Mothers of the world, unite. Tell everyone you love your warm beds, even if you don't spend enough time in them, and you want your children to love them too. Tell everyone that a warm body to sleep next to is a great thing, and that intimacy IS for everyone (because, contrary to American values, intimacy is not only about sex). Do whatever you do that makes you happy.


Maya said...

Guilty as charged.
You make a wonderful point about intimacy. I'm with you on getting our children so accustomed to it that other interactions without it aren't so appealing.

mother in israel said...

I strongly question whether a healthy (not obese, not drunk or drugged) mother and baby co-sleeping is dangerous. Cribs are dangerous.

Ima Shalom said...

Me too! We always let our 11 month old come in from 5-7am. I love our morning offers just the right balance of personal space and family togetherness. That being said, we didn't do it when he was a tiny baby. But now that he's a 25 pound giant we enjoy it without guilt. Nice that American culture is finally beginning to give approval to some of these more "natural" approaches to parenting.
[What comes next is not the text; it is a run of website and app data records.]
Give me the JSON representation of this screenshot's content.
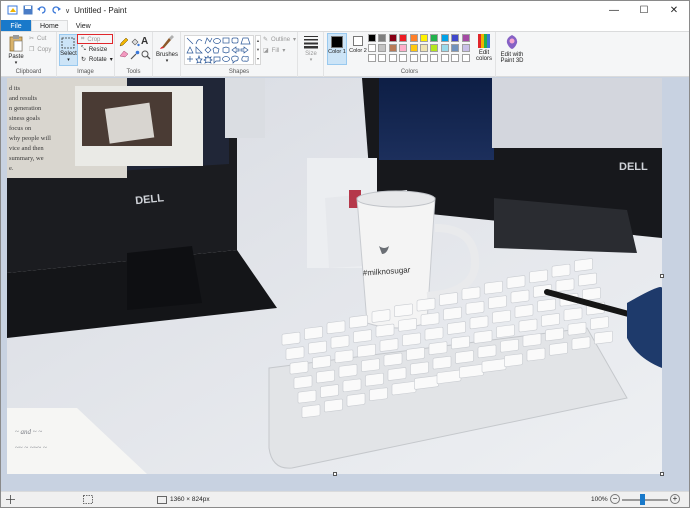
{
  "window": {
    "title": "Untitled - Paint",
    "controls": {
      "minimize": "—",
      "maximize": "☐",
      "close": "✕"
    }
  },
  "quick_access": {
    "icons": [
      "paint-icon",
      "save-icon",
      "undo-icon",
      "redo-icon",
      "customize-icon"
    ],
    "customize": "∨"
  },
  "tabs": [
    {
      "label": "File"
    },
    {
      "label": "Home"
    },
    {
      "label": "View"
    }
  ],
  "ribbon": {
    "clipboard": {
      "paste": "Paste",
      "cut": "Cut",
      "copy": "Copy",
      "label": "Clipboard"
    },
    "image": {
      "select": "Select",
      "crop": "Crop",
      "resize": "Resize",
      "rotate": "Rotate",
      "label": "Image"
    },
    "tools": {
      "label": "Tools"
    },
    "brushes": {
      "label": "Brushes"
    },
    "shapes": {
      "outline": "Outline",
      "fill": "Fill",
      "label": "Shapes"
    },
    "size": {
      "label": "Size"
    },
    "colors": {
      "color1": "Color 1",
      "color2": "Color 2",
      "edit_colors": "Edit colors",
      "label": "Colors",
      "row1": [
        "#000000",
        "#7f7f7f",
        "#880015",
        "#ed1c24",
        "#ff7f27",
        "#fff200",
        "#22b14c",
        "#00a2e8",
        "#3f48cc",
        "#a349a4"
      ],
      "row2": [
        "#ffffff",
        "#c3c3c3",
        "#b97a57",
        "#ffaec9",
        "#ffc90e",
        "#efe4b0",
        "#b5e61d",
        "#99d9ea",
        "#7092be",
        "#c8bfe7"
      ],
      "row3": [
        "#ffffff",
        "#ffffff",
        "#ffffff",
        "#ffffff",
        "#ffffff",
        "#ffffff",
        "#ffffff",
        "#ffffff",
        "#ffffff",
        "#ffffff"
      ]
    },
    "paint3d": {
      "label": "Edit with Paint 3D"
    }
  },
  "canvas": {
    "mug_text": "#milknosugar",
    "monitor_brand": "DELL",
    "paper_text": [
      "d its",
      "and results",
      "n generation",
      "siness goals",
      "focus on",
      "why people will",
      "vice and then",
      "summary, we",
      "e."
    ]
  },
  "status": {
    "dimensions": "1360 × 824px",
    "zoom": "100%"
  }
}
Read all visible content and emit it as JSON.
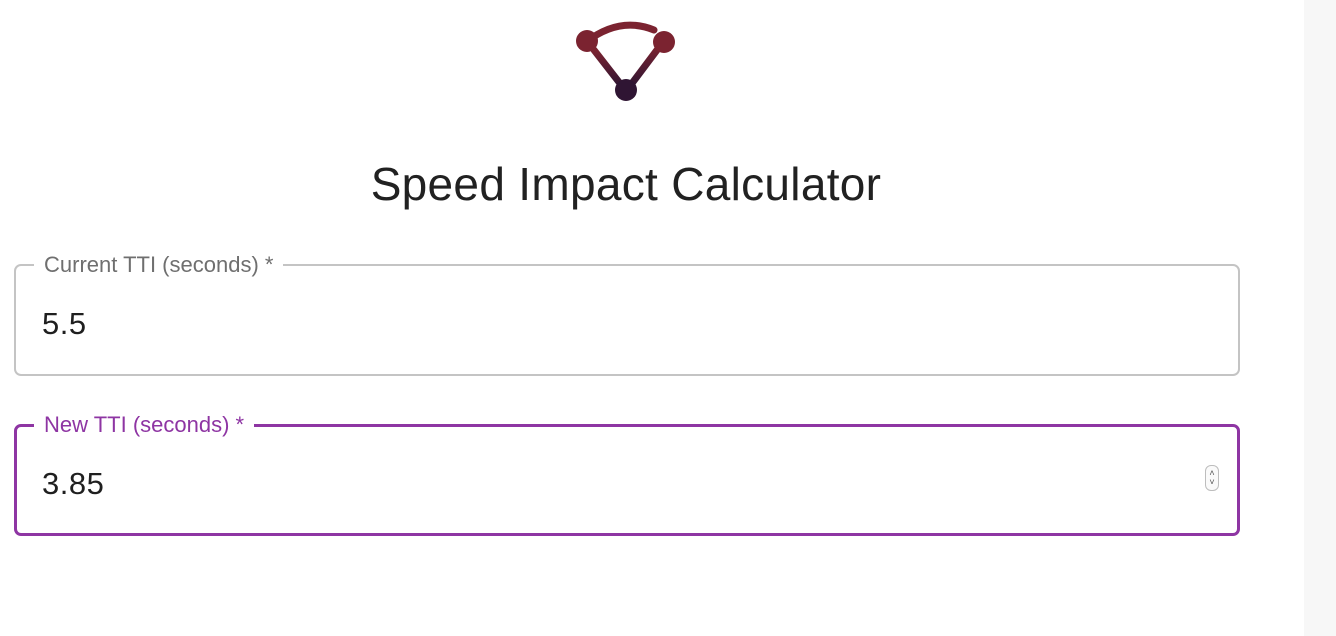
{
  "app": {
    "title": "Speed Impact Calculator",
    "accent_color": "#8e35a3",
    "logo": {
      "icon": "network-nodes-logo",
      "colors": [
        "#7b2330",
        "#5a1f3e",
        "#2f1533"
      ]
    }
  },
  "form": {
    "current_tti": {
      "label": "Current TTI (seconds) *",
      "value": "5.5"
    },
    "new_tti": {
      "label": "New TTI (seconds) *",
      "value": "3.85",
      "spinner_up": "˄",
      "spinner_down": "˅"
    }
  }
}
Helena said...

Ima and Abba shared a room, a bed. Why should a tiny baby sleep alone? Only in the "civilized world" do we require our most vulnerable to spend the night alone in the dark, without a loved one to hug and cuddle.

I, too, am guilty as charged. I co-slept with one of my daughters from the day I finally brought her home from the NICU, weighing a zaftig 4 pounds, 9 ounces. She slept between her daddy and me every night (in my arms), until her sister came home from the NICU 4 weeks later. At that point, I co-bedded them together in the same crib. And 10 days later, when their brother came home and all three babies were once again together, I placed him in the same crib as his sisters, where they all slept peacefully, for two months. After all, they spent 28 weeks, 1 day sharing a womb. Why not share a crib?

First growth spurt and one of the girls was moved into her own crib, right next to the crib where her siblings continued to sleep - together, in peace - for three more months when another growth spurt occured. At that point, boychik was moved into his own crib.

At 3 1/2 years old, yeladot were moved out of cribs into a double bed. Why split them up now? The climbed into each other's crib, and into boychik's, too. Why put them into twin beds when I knew I'd find them sharing a cramped twin eventually? So they share a double bed now. That is when they aren't in bed with me.

Since Abba died 17 months ago, yeladot have climbed back in bed with Ima. Some nights I'm joined by one, some nights by two. Some nights, I sleep alone. Those nights are coming more frequently now. I miss those nights. I hate to sleep alone.

Joyous Jewess said...

My twins slept right next to us in a co-sleeper until they were 5 months old, and then shared a crib for another month (then they started to wake each other up, so we separated them.) I was grateful that they had each other; I think I would have kept a singleton with us for longer, and I felt so sad for them when they moved into their own cribs (though they didn't seem traumatized at all.) Now my son, who doesn't sleep through the night, joins us in bed in the early morning hours; my daughter sleeps through the night, and I feel bad that her payoff for being a good sleeper is that she misses out on these family snuggles! (But I make sure that she gets plenty of snuggles during the day, of course.)